** RECORD SET follows **

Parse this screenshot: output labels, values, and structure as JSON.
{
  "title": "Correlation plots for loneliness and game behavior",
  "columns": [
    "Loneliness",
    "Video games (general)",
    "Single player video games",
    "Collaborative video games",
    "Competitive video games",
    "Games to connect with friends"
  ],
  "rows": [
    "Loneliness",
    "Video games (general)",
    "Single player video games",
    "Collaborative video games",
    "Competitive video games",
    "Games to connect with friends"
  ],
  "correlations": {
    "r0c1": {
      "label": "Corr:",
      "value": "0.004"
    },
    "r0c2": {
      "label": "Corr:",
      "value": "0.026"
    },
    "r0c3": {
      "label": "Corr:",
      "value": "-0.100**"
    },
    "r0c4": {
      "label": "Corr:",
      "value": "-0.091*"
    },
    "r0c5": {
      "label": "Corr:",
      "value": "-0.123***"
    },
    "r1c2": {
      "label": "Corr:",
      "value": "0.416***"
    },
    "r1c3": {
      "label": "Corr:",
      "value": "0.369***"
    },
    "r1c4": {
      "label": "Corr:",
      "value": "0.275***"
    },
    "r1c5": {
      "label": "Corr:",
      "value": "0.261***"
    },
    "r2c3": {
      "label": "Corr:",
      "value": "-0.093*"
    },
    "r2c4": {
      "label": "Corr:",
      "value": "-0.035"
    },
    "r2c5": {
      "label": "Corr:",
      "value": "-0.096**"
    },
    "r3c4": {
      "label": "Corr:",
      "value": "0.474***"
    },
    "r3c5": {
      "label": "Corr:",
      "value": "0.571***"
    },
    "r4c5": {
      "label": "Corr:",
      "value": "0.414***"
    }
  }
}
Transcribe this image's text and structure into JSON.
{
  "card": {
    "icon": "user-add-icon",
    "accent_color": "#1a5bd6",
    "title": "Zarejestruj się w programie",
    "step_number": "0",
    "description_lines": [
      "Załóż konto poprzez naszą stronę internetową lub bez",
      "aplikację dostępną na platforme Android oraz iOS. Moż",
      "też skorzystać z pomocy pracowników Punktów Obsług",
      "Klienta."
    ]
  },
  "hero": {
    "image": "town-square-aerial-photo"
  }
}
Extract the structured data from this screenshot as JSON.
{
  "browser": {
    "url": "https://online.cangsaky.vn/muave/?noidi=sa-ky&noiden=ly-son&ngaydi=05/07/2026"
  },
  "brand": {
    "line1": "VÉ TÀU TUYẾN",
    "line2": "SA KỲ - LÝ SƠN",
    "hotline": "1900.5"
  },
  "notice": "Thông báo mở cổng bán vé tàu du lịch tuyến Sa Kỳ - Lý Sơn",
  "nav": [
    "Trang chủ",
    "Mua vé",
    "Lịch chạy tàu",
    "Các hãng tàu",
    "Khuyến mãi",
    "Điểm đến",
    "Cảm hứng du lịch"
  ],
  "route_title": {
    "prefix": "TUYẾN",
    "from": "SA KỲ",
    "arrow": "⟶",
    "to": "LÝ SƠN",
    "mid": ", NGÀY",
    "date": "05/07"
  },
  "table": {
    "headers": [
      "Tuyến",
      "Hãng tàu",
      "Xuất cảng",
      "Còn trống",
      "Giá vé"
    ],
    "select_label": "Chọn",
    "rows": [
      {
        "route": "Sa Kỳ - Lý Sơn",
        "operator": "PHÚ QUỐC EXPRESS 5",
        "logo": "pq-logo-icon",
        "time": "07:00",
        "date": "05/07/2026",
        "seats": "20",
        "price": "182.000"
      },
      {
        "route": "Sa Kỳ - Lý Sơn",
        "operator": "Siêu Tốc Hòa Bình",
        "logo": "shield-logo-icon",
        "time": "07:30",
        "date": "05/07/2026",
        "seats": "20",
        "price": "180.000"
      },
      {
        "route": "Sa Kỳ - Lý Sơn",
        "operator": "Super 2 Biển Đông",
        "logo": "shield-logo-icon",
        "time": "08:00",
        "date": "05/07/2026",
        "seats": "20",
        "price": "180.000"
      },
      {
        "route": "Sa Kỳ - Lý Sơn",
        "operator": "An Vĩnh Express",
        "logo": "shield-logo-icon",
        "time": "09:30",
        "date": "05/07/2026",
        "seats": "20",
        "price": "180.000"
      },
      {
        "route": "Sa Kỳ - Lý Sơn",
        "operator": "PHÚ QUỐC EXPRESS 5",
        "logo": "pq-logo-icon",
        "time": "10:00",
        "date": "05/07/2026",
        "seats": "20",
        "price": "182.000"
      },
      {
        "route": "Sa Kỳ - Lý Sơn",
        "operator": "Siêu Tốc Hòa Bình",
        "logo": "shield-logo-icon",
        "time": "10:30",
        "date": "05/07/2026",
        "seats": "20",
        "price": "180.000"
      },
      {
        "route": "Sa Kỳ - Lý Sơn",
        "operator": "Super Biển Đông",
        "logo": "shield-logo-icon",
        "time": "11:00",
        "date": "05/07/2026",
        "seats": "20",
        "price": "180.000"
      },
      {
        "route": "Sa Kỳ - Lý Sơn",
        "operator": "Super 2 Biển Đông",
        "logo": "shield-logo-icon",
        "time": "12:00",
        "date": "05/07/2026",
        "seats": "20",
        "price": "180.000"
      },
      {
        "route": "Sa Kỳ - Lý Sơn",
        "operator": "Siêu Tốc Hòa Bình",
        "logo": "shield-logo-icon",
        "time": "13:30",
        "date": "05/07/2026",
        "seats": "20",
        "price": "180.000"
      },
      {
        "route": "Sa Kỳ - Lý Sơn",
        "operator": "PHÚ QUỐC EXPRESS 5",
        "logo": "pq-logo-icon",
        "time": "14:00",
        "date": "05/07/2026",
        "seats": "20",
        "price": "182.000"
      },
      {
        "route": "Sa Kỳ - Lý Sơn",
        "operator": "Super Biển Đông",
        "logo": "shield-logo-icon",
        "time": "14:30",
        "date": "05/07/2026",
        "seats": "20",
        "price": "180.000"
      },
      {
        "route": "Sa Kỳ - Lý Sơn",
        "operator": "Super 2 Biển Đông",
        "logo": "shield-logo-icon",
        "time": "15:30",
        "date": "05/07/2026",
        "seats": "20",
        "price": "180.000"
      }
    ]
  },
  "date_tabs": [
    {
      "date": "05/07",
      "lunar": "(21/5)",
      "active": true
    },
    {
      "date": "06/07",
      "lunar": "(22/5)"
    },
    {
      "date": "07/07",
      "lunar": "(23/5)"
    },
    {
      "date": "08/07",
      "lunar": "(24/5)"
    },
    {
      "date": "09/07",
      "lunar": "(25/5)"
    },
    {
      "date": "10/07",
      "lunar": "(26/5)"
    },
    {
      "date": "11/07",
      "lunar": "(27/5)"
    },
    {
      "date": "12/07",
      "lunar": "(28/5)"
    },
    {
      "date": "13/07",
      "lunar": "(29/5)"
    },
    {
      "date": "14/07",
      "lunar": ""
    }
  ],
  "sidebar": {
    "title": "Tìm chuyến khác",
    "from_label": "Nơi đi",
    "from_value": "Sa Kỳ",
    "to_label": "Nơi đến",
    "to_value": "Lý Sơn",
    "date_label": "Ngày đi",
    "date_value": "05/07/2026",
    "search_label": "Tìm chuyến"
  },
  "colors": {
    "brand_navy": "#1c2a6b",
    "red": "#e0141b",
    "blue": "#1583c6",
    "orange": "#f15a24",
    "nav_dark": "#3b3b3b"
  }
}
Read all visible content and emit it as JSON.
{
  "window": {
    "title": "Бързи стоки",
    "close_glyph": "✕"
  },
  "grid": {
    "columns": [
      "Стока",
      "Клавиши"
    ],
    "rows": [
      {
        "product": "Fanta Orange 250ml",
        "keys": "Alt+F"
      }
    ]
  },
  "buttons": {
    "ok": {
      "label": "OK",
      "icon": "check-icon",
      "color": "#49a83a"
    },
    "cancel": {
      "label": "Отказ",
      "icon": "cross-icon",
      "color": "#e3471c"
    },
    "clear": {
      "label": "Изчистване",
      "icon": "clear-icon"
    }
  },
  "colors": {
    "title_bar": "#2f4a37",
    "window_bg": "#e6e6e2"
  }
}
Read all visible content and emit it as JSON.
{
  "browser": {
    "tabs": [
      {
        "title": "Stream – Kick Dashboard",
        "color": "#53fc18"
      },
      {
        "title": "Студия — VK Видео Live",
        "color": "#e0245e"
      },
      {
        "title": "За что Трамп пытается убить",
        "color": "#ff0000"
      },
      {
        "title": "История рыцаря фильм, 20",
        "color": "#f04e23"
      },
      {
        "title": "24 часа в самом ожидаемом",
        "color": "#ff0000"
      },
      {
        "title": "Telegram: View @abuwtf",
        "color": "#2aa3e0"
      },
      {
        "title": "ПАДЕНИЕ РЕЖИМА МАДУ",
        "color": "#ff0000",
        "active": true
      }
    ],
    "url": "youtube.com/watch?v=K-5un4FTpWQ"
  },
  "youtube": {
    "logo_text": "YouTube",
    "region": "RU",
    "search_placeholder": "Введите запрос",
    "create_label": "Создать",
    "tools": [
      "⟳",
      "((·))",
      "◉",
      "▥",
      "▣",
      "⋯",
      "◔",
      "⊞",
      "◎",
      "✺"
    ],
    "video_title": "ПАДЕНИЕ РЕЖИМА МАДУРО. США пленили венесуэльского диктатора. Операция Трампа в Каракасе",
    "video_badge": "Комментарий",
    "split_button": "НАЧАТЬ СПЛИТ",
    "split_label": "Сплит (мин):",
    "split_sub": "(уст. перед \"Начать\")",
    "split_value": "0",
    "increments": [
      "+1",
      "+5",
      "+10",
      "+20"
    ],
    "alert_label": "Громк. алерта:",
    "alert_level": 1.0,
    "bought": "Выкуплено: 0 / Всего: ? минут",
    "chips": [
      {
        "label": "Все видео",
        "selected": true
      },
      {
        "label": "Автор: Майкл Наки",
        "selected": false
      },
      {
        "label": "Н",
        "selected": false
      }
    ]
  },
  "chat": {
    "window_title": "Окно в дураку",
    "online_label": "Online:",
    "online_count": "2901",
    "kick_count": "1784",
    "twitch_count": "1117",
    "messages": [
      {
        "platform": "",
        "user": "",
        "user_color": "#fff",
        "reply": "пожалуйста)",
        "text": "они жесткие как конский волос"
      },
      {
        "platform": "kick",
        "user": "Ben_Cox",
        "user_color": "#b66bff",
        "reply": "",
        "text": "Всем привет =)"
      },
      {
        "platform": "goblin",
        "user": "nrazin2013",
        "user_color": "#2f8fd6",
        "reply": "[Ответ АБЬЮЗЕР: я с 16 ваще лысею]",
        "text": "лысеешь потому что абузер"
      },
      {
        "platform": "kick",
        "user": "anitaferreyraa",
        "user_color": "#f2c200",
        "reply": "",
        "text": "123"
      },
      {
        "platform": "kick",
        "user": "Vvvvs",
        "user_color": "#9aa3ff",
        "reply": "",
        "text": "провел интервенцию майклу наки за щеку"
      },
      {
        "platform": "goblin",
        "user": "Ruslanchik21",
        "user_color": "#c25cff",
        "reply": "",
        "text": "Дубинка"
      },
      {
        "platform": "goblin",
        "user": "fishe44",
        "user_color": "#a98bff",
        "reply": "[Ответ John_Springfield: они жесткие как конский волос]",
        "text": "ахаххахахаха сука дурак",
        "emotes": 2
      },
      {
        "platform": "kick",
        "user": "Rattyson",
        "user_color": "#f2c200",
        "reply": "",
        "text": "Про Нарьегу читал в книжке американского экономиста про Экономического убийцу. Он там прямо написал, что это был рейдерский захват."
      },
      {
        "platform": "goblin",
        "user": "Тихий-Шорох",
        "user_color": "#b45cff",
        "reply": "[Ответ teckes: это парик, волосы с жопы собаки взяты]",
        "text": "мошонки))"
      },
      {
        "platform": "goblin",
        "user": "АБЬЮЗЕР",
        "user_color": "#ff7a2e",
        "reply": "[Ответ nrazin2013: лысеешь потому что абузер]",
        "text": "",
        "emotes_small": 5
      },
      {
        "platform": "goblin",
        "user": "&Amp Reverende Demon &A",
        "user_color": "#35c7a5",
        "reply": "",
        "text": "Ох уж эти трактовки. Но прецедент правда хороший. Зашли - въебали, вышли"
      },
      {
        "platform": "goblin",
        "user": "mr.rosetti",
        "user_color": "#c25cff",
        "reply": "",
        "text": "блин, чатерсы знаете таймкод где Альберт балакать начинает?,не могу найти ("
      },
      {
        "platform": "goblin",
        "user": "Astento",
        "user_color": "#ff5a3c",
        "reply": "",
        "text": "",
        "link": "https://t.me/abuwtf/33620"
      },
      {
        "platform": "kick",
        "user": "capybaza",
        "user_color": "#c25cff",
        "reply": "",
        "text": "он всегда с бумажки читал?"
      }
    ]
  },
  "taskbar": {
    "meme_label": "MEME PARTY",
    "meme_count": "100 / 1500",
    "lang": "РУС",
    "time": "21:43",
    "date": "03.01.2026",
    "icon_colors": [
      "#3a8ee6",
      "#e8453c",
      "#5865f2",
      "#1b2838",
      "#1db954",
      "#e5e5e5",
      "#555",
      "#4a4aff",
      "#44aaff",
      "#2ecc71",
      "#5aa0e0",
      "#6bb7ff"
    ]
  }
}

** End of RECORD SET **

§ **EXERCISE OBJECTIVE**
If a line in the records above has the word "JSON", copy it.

§ **REPLY**
Parse this screenshot: output labels, values, and structure as JSON.
Transcribe this image's text and structure into JSON.
Extract the structured data from this screenshot as JSON.
Read all visible content and emit it as JSON.
Read all visible content and emit it as JSON.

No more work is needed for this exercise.